Hugging Aussies tickles the fancy
The Rugby World Cup was always going to elevate a certain level of trans-Tasman rivalry, but has that conflict gone too far?
Yesterday's Hug an Aussie campaign in Nelson may have cracked a few laughs around town, but Nelson Mayor Aldo Miccio wasn't entirely joking.
He doesn't want friendly rivalry to be tainted by nastiness, which has been discussed in the Australian media, so he decided to do something about it.
"There were reports of a few things that probably went a bit far after the Australia and Ireland game," he said.
"We just want to make sure that Australians know it's not indicative of New Zealanders."
Mr Miccio's hug-an-Aussie idea had already gained nationwide media attention by yesterday afternoon, as well as interest from media outlets across the ditch.
"It's a massive hit – even in Aussie," he said. "They appreciate a good sense of humour."
Nelsonians were divided over the campaign, with some saying it was a good idea, and others dismissing it as "silly" and an invasion of people's privacy.
Mr Miccio wasn't letting that stop him yesterday, however, dishing out hugs to any Australian he could find.
On the receiving end was visiting Australians and those who live in Nelson, such as Alex Reith and John Rollston.
Mr Reith, who has lived in New Zealand for more than six years, said the hug an Aussie concept was "brilliant".
Mr Rollston, who has lived in New Zealand for 10 years, said he lined up for hugs at work and got about 60.
But not everyone was as willing.
Mr Reith asked a guy in the changing rooms at his gym whether he would give him a hug and the man said he was going to complain to management.
Mr Reith, a lawyer, said he had endured countless Aussie jokes, "but it doesn't worry me".
Mike Smith, from Brisbane, and his wife, Clare Robb, who is originally from Nelson and supports the All Blacks, are in town for the Rugby World Cup.
Mr Smith said hug an Aussie day was a "great idea". "I got my first one from the mayor," he said.
Mr Smith said he had not experienced any negativity from New Zealanders, apart from – he joked – his wife's family.
"I can give as good as I get," he said.
His daughter, Brooke, said: "We have heard a few stories about the Aussie getting a bit of a rough time, [but] it has been great for us."
Deputy Mayor Ali Boswijk said the hug an Aussie campaign was "good fun – it makes people laugh".
"Sport can make things a bit serious and I think sometimes the Australian and New Zealand rivalry gets out of proportion," she said. The Wallabies arrived in Nelson yesterday afternoon, ahead of their game against Russia at Trafalgar Park on Saturday.
About 6000 Australians are expected at the match.

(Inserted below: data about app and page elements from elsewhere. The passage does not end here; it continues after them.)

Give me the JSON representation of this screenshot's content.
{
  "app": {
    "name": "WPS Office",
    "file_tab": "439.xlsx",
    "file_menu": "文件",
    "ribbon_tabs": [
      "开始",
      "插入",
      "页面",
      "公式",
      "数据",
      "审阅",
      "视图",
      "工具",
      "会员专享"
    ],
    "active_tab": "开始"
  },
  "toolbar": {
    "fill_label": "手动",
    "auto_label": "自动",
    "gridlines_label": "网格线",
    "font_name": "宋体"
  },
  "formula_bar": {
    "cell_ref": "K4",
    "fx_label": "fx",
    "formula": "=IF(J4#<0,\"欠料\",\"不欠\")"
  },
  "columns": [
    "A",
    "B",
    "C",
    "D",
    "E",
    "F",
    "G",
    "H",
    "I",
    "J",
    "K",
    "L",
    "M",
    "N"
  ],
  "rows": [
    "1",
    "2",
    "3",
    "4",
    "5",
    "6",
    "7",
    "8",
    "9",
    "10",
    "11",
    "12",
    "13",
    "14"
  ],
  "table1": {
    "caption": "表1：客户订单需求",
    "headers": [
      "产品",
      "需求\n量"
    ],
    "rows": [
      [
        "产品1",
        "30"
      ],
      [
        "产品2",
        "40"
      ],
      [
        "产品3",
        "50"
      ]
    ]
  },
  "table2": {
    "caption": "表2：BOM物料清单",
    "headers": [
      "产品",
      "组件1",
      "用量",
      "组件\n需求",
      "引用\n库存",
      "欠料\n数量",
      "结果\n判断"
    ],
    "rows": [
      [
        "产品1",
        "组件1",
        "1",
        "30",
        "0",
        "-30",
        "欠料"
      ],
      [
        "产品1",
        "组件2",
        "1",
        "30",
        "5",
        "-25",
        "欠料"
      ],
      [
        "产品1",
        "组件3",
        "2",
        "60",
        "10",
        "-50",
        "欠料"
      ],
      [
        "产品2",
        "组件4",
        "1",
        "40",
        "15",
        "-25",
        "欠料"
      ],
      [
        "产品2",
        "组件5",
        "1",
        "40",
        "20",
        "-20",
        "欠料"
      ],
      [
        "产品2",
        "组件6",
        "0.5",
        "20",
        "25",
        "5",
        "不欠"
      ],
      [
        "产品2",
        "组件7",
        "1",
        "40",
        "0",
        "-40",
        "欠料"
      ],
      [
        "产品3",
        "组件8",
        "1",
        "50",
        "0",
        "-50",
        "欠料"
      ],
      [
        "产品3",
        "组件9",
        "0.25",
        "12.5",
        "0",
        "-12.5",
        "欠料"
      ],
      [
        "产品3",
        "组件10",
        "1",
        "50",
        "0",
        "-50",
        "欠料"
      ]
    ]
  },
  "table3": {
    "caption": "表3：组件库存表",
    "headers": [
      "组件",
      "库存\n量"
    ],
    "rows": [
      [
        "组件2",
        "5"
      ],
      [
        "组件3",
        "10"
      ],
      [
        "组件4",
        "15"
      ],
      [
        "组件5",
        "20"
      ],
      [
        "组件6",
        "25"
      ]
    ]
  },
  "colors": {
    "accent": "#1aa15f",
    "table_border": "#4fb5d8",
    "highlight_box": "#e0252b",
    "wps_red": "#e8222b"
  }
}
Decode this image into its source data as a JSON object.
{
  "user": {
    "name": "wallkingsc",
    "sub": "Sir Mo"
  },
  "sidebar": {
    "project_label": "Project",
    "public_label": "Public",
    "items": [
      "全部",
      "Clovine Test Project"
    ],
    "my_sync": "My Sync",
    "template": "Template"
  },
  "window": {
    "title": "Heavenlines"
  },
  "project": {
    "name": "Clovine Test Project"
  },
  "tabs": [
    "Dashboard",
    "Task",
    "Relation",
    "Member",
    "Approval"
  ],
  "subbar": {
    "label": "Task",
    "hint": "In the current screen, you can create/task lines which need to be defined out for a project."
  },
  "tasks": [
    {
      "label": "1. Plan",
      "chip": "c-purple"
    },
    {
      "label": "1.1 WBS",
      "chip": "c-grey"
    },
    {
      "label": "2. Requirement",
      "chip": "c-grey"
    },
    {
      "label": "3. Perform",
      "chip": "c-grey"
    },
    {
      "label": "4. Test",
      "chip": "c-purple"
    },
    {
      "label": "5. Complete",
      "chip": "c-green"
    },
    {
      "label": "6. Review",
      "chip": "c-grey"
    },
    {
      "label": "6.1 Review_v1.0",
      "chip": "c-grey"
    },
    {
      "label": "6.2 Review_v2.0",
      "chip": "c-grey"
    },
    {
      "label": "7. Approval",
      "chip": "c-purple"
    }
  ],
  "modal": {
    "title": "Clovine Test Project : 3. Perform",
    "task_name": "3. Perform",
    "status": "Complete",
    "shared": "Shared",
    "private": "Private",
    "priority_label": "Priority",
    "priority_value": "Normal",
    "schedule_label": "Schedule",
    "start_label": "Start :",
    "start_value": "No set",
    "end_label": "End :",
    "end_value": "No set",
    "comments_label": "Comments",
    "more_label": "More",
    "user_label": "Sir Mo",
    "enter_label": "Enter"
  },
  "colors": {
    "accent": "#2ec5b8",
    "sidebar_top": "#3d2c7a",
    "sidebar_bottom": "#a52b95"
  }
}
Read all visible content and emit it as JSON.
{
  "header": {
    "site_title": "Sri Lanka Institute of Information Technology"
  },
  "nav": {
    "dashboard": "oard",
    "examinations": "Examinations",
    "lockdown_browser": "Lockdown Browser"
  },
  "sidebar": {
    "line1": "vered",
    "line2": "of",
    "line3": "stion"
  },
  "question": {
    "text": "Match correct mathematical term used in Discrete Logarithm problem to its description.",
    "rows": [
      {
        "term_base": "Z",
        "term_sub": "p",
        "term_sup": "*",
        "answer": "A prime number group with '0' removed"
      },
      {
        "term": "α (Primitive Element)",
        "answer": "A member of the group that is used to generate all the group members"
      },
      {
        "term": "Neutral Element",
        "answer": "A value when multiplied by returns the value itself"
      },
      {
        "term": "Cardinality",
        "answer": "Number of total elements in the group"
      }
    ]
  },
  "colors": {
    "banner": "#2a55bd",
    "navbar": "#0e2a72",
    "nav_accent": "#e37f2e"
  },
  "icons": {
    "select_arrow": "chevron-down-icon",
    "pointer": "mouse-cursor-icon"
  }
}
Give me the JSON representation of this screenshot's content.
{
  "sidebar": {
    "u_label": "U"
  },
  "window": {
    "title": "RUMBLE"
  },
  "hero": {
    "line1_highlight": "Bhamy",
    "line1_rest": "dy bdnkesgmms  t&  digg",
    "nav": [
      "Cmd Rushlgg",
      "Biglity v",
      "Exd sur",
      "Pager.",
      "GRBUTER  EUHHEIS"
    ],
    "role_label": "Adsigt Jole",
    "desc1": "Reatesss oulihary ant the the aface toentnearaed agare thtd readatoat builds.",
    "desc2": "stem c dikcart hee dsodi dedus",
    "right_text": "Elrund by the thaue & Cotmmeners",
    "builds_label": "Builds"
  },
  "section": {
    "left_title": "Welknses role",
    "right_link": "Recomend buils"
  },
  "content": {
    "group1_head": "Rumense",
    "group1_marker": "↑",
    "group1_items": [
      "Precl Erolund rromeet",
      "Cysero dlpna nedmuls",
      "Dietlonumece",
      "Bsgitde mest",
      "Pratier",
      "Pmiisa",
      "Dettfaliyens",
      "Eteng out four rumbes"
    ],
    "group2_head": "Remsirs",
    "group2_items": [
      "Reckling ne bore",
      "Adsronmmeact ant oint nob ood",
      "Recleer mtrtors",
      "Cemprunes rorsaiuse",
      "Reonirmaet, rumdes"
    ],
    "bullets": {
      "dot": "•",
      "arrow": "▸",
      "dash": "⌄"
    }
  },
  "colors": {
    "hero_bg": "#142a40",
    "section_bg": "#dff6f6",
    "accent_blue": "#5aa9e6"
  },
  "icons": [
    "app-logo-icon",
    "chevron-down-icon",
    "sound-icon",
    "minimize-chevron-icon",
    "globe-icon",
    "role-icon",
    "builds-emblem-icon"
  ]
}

Mr Miccio said 99.9 per cent of New Zealanders "really do love Australians".
He wanted to "put aside some of the negative publicity that has happened in Australia".
"We love Australians. We want to make them feel welcome, [but] it doesn't mean we're going to support them."
- © Fairfax NZ News